__Assignment__
Take the entries below and reproduce them word for word.

────────────────

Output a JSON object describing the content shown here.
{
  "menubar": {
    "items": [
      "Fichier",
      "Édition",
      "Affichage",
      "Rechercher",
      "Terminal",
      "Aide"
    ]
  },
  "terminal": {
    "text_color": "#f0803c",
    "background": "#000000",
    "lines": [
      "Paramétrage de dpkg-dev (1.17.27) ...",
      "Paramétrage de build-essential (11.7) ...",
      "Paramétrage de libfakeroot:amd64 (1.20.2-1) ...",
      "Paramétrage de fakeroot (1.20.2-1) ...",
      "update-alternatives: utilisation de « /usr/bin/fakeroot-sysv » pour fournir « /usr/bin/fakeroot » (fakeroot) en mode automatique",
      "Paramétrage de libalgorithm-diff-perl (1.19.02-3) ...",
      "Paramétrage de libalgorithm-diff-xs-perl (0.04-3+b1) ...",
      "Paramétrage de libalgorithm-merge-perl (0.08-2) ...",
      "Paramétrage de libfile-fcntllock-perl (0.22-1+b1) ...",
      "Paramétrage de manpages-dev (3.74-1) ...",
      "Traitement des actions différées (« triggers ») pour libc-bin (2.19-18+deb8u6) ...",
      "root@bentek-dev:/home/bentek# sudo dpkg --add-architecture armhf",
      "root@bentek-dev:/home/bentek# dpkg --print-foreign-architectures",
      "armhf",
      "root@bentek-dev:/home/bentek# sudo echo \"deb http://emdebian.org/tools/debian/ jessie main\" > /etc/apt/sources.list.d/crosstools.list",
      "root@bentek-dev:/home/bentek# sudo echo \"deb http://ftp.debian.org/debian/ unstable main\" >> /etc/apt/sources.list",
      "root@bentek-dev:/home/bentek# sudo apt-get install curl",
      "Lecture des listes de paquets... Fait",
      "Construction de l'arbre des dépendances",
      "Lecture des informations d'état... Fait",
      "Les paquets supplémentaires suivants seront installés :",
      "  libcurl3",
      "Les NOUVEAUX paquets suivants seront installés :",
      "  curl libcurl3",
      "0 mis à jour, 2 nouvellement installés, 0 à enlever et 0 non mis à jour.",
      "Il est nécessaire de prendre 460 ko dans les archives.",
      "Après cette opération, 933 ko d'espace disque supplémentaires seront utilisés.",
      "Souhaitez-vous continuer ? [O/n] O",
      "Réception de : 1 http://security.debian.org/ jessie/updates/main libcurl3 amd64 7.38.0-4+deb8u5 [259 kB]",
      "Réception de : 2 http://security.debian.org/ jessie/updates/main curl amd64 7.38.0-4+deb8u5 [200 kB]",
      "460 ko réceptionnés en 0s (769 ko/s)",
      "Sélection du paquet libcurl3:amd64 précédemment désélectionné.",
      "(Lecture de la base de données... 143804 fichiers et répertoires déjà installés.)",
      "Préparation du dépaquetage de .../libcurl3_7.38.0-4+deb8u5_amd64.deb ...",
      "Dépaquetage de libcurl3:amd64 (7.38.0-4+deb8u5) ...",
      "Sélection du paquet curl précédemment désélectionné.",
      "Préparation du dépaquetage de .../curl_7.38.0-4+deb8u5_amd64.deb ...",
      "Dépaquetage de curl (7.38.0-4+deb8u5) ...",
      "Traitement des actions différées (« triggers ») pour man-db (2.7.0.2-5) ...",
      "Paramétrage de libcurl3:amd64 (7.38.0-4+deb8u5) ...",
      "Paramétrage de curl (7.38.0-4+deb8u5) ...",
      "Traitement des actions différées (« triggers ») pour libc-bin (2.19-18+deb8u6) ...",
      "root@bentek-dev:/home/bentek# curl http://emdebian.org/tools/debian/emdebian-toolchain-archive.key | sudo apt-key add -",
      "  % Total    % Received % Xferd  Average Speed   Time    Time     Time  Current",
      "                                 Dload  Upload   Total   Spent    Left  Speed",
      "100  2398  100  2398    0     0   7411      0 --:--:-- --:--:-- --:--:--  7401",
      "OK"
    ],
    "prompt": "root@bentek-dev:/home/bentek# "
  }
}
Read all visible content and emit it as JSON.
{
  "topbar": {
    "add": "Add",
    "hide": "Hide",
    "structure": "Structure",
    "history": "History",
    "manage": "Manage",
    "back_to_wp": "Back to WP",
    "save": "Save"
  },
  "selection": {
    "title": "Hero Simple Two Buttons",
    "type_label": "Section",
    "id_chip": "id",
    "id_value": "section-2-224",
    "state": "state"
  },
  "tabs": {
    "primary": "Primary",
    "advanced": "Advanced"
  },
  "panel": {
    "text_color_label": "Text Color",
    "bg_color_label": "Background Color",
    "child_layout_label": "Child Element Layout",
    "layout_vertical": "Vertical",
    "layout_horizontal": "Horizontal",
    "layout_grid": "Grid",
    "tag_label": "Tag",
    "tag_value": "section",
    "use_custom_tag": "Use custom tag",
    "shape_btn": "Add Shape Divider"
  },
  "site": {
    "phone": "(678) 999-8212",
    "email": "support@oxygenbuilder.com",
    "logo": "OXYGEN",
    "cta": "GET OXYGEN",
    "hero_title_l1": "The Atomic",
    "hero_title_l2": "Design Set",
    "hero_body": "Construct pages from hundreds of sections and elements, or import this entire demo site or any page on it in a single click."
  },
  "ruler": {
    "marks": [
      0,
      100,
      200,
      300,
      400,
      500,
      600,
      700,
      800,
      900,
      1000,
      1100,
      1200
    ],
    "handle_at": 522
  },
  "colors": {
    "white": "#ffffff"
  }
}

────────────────

__Expected answer__
Output a JSON object describing the content shown here.
{
  "menubar": {
    "items": [
      "Fichier",
      "Édition",
      "Affichage",
      "Rechercher",
      "Terminal",
      "Aide"
    ]
  },
  "terminal": {
    "text_color": "#f0803c",
    "background": "#000000",
    "lines": [
      "Paramétrage de dpkg-dev (1.17.27) ...",
      "Paramétrage de build-essential (11.7) ...",
      "Paramétrage de libfakeroot:amd64 (1.20.2-1) ...",
      "Paramétrage de fakeroot (1.20.2-1) ...",
      "update-alternatives: utilisation de « /usr/bin/fakeroot-sysv » pour fournir « /usr/bin/fakeroot » (fakeroot) en mode automatique",
      "Paramétrage de libalgorithm-diff-perl (1.19.02-3) ...",
      "Paramétrage de libalgorithm-diff-xs-perl (0.04-3+b1) ...",
      "Paramétrage de libalgorithm-merge-perl (0.08-2) ...",
      "Paramétrage de libfile-fcntllock-perl (0.22-1+b1) ...",
      "Paramétrage de manpages-dev (3.74-1) ...",
      "Traitement des actions différées (« triggers ») pour libc-bin (2.19-18+deb8u6) ...",
      "root@bentek-dev:/home/bentek# sudo dpkg --add-architecture armhf",
      "root@bentek-dev:/home/bentek# dpkg --print-foreign-architectures",
      "armhf",
      "root@bentek-dev:/home/bentek# sudo echo \"deb http://emdebian.org/tools/debian/ jessie main\" > /etc/apt/sources.list.d/crosstools.list",
      "root@bentek-dev:/home/bentek# sudo echo \"deb http://ftp.debian.org/debian/ unstable main\" >> /etc/apt/sources.list",
      "root@bentek-dev:/home/bentek# sudo apt-get install curl",
      "Lecture des listes de paquets... Fait",
      "Construction de l'arbre des dépendances",
      "Lecture des informations d'état... Fait",
      "Les paquets supplémentaires suivants seront installés :",
      "  libcurl3",
      "Les NOUVEAUX paquets suivants seront installés :",
      "  curl libcurl3",
      "0 mis à jour, 2 nouvellement installés, 0 à enlever et 0 non mis à jour.",
      "Il est nécessaire de prendre 460 ko dans les archives.",
      "Après cette opération, 933 ko d'espace disque supplémentaires seront utilisés.",
      "Souhaitez-vous continuer ? [O/n] O",
      "Réception de : 1 http://security.debian.org/ jessie/updates/main libcurl3 amd64 7.38.0-4+deb8u5 [259 kB]",
      "Réception de : 2 http://security.debian.org/ jessie/updates/main curl amd64 7.38.0-4+deb8u5 [200 kB]",
      "460 ko réceptionnés en 0s (769 ko/s)",
      "Sélection du paquet libcurl3:amd64 précédemment désélectionné.",
      "(Lecture de la base de données... 143804 fichiers et répertoires déjà installés.)",
      "Préparation du dépaquetage de .../libcurl3_7.38.0-4+deb8u5_amd64.deb ...",
      "Dépaquetage de libcurl3:amd64 (7.38.0-4+deb8u5) ...",
      "Sélection du paquet curl précédemment désélectionné.",
      "Préparation du dépaquetage de .../curl_7.38.0-4+deb8u5_amd64.deb ...",
      "Dépaquetage de curl (7.38.0-4+deb8u5) ...",
      "Traitement des actions différées (« triggers ») pour man-db (2.7.0.2-5) ...",
      "Paramétrage de libcurl3:amd64 (7.38.0-4+deb8u5) ...",
      "Paramétrage de curl (7.38.0-4+deb8u5) ...",
      "Traitement des actions différées (« triggers ») pour libc-bin (2.19-18+deb8u6) ...",
      "root@bentek-dev:/home/bentek# curl http://emdebian.org/tools/debian/emdebian-toolchain-archive.key | sudo apt-key add -",
      "  % Total    % Received % Xferd  Average Speed   Time    Time     Time  Current",
      "                                 Dload  Upload   Total   Spent    Left  Speed",
      "100  2398  100  2398    0     0   7411      0 --:--:-- --:--:-- --:--:--  7401",
      "OK"
    ],
    "prompt": "root@bentek-dev:/home/bentek# "
  }
}
Read all visible content and emit it as JSON.
{
  "topbar": {
    "add": "Add",
    "hide": "Hide",
    "structure": "Structure",
    "history": "History",
    "manage": "Manage",
    "back_to_wp": "Back to WP",
    "save": "Save"
  },
  "selection": {
    "title": "Hero Simple Two Buttons",
    "type_label": "Section",
    "id_chip": "id",
    "id_value": "section-2-224",
    "state": "state"
  },
  "tabs": {
    "primary": "Primary",
    "advanced": "Advanced"
  },
  "panel": {
    "text_color_label": "Text Color",
    "bg_color_label": "Background Color",
    "child_layout_label": "Child Element Layout",
    "layout_vertical": "Vertical",
    "layout_horizontal": "Horizontal",
    "layout_grid": "Grid",
    "tag_label": "Tag",
    "tag_value": "section",
    "use_custom_tag": "Use custom tag",
    "shape_btn": "Add Shape Divider"
  },
  "site": {
    "phone": "(678) 999-8212",
    "email": "support@oxygenbuilder.com",
    "logo": "OXYGEN",
    "cta": "GET OXYGEN",
    "hero_title_l1": "The Atomic",
    "hero_title_l2": "Design Set",
    "hero_body": "Construct pages from hundreds of sections and elements, or import this entire demo site or any page on it in a single click."
  },
  "ruler": {
    "marks": [
      0,
      100,
      200,
      300,
      400,
      500,
      600,
      700,
      800,
      900,
      1000,
      1100,
      1200
    ],
    "handle_at": 522
  },
  "colors": {
    "white": "#ffffff"
  }
}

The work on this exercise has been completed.